FOCUS DAY • Patient Appreciation Day

In 2021, Community Health Centers (CHCs) served more than 30 million patients. CHCs represent the largest primary care providers in country and serve 1 in 11 people. This includes:

  • 1 in 9 children and adolescents
  • 1 in 7 racial and ethnic minorities
  • 1 in 6 Medicaid beneficiaries
  • 1 in 5 uninsured persons
  • 1 in 3 people in poverty

Last year, Peak Vista served more than 81,000 patients through 280,000+ visits. Peak Vista sees, on average, 1,100 patients per day – each with their own stories, life experiences, and health concerns.

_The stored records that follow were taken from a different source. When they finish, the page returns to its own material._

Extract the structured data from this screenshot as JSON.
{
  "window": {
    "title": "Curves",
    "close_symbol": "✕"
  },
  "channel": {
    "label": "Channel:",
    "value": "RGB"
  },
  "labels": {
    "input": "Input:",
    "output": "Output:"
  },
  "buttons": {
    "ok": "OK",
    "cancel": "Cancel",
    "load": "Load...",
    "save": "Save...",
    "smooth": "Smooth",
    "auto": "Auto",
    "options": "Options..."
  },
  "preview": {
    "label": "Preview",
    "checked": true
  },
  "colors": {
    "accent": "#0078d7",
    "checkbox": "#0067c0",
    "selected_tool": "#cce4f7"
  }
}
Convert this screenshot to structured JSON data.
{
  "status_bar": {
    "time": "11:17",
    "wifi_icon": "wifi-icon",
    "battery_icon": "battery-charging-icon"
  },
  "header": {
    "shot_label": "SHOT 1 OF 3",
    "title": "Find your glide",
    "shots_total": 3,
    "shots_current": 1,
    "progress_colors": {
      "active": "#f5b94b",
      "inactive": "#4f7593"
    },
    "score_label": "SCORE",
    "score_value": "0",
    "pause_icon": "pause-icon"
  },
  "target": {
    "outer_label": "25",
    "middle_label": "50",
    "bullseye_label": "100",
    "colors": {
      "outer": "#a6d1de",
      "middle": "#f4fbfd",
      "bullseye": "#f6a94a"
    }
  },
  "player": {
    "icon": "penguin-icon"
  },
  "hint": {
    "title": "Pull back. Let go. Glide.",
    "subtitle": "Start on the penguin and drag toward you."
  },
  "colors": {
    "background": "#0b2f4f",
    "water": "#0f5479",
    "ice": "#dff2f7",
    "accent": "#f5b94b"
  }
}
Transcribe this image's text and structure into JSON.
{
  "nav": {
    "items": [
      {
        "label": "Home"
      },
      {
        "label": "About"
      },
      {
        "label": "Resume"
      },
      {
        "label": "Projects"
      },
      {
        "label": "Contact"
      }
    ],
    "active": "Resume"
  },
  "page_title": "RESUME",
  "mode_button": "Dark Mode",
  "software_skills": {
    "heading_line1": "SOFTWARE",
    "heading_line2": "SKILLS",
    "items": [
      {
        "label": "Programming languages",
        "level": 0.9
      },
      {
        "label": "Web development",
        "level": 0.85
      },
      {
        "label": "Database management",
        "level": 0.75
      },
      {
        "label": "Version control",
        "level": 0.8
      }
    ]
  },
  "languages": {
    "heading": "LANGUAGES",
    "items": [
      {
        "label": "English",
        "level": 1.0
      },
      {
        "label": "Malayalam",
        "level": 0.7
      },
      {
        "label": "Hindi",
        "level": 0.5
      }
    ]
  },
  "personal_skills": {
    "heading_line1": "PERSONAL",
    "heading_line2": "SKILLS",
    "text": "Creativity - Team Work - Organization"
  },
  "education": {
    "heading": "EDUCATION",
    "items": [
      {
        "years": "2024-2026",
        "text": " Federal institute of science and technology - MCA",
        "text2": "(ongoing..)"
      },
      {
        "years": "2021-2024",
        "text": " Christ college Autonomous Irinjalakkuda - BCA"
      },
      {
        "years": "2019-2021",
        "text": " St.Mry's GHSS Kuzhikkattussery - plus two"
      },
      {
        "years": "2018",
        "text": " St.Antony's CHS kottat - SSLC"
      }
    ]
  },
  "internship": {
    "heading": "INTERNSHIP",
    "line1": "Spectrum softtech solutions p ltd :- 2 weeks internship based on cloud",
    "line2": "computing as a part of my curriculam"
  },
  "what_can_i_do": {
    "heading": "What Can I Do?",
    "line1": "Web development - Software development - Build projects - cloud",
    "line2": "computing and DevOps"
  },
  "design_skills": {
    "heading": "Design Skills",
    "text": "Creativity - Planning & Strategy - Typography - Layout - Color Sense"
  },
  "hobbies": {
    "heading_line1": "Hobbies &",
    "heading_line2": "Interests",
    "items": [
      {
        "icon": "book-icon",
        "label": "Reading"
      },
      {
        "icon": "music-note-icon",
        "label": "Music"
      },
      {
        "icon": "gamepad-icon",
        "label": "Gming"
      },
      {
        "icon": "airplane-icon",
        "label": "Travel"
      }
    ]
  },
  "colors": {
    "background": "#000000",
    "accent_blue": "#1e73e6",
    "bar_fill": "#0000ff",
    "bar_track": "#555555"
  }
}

Learn more about this focus day.


Today, Peak Vista health centers are offering free bandage dispensers and stickers to patients to thank them for letting us be their health care home.

Throughout this week, our patients have also been showing us their artistic skills through our NHCW coloring page. To see the full gallery of coloring pages, click here.


CHC HISTORY • The 70's and 80's

In 1971, the National Association of Neighborhood Health Centers (later known as the National Association of Community Health Centers, NACHC) was established to provide education and assistance to NHC staff and board members. Another community health center shares its birthday with NACHC: Peak Vista. See our full history here.

Also in this time period:

  • The CHC program is authorized for the first time as permanent program under Section 330 of the U.S. Public Health Service Act.
  • CHCs survive the greatest threat to their history during the Reagan administration, with the help of bipartisan support, community partners, and NACHC.
  • The Special Comprehensive Perinatal Care initiative is established, allowing health centers to develop programs to reduce infant mortality in low-income and minority communities. (1)



Mountains Beyond Mountains – The Quest of Dr. Paul Farmer, A Man Who Would Cure the World

by Tracy Kidder

“At the center of Mountains Beyond Mountains stands Paul Farmer. Doctor, Harvard professor, renowned infectious-disease specialist, anthropologist, the recipient of a MacArthur 'genius' grant, world-class Robin Hood, Farmer was brought up in a bus and on a boat, and in medical school found his life’s calling: to diagnose and cure infectious diseases and to bring the lifesaving tools of modern medicine to those who need them most.”